There was a small little problem that we were not aware of at the time. The problem was that at the moment that we were putting the home on the market to sell, the real estate crash of 2008 had just begun.
Needless to say the house did not sell and we were now stuck. We now had our own primary residence along with this shiny new investment property that we had to pay for. Payments and stress were mounting all around us.
Although the situation seemed hopeless, during that time we learned three key financial lessons that we still adhere to, to this very day.
There’s No Such Thing As A Sure Thing
Based on the research that we did, we found a great price on house that left us plenty of wiggle room to renovate and still make a profit. This deal was nothing short of a “sure thing” in our mind. Well we quickly found out that there is no such thing as a sure thing.
Every investment that you will ever make will involve some level of risk. You have to understand that going in and be prepared for the fact, that things can in fact not go according to plan. By hedging your risk through proper preparation, you can lessen the depth of the blows that could arise if your investment doesn’t pan out the way that you envisioned.
Cash Really Is King
What made our bad investment even worse, was the fact that we took out equity from our primary residence in order to fund the deal. Since the market crashed on us, not only was our investment property in jeopardy, but it could have caused major repercussions for the very home that we lived in.
We’ve learned that trying to finance our way to riches only causes more heartache than it’s worth. If we would have taken the time to save up cash for this deal, we would have never been in the position of having our home in a compromised position financially. This experience caused us to hate debt in a major way, and we have never looked at debt in the same way since.
Don’t Follow The Crowd

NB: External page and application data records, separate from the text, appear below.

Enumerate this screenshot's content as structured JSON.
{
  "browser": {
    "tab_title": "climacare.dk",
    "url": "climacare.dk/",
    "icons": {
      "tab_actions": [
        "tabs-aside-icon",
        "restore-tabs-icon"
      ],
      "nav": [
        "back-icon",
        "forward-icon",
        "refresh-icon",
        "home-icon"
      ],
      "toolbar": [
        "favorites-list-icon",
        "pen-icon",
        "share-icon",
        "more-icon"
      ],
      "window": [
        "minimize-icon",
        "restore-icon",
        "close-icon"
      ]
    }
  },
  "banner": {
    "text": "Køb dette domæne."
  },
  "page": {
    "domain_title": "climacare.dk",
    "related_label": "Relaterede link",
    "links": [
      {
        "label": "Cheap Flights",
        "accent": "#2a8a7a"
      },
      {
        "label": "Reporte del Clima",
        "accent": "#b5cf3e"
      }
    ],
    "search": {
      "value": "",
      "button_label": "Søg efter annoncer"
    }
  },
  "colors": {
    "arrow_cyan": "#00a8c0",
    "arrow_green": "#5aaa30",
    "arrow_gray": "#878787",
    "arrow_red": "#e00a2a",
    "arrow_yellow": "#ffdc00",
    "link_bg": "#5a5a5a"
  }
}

In all honesty, the biggest reason we launched out into investing in real estate was because we saw everyone else doing it. We were watching all the “flip this” and “flip that” shows on HGTV and they made it look so easy.
Not only that, but we had friends and family members who were doing well by investing in real estate. We basically figured that if it was working for everyone else, then surely it will work for us.
You should base all of your money decisions on your research and your convictions, not on what everyone else is doing. This is a lesson that we hold dearly to our heart and have since chosen paths less traveled in our investment decisions.
One thing that you can be sure of is that when you hit rock bottom, the only way to go is up. Although we endured a major financial setback during the time of our life, we also were able to glean a great deal of wisdom. Hopefully you can learn from our failure to ensure that you don’t succumb to the same shortcomings that we had during that time.
Talaat and Tai are a married couple of three beautiful children, who blog over at HisandHerMoney.com. His and Her Money is a journey of how two high school sweethearts fell in love, got married, but were total opposites when it came to handling their finances. They now show people how to manage money, marriage and everything in between!
Kim Anderson is the organized chaos loving author behind the Thrifty Little Mom Blog. She helps other people who thrive in organized chaos to stress less, remember more and feel in control of their time, money, and home. Kim is the author of: Live, Save, Spend, Repeat: The Life You Want with the Money You Have. She’s been featured on Time.com, Money.com, Good Housekeeping, Women’s Day, and more!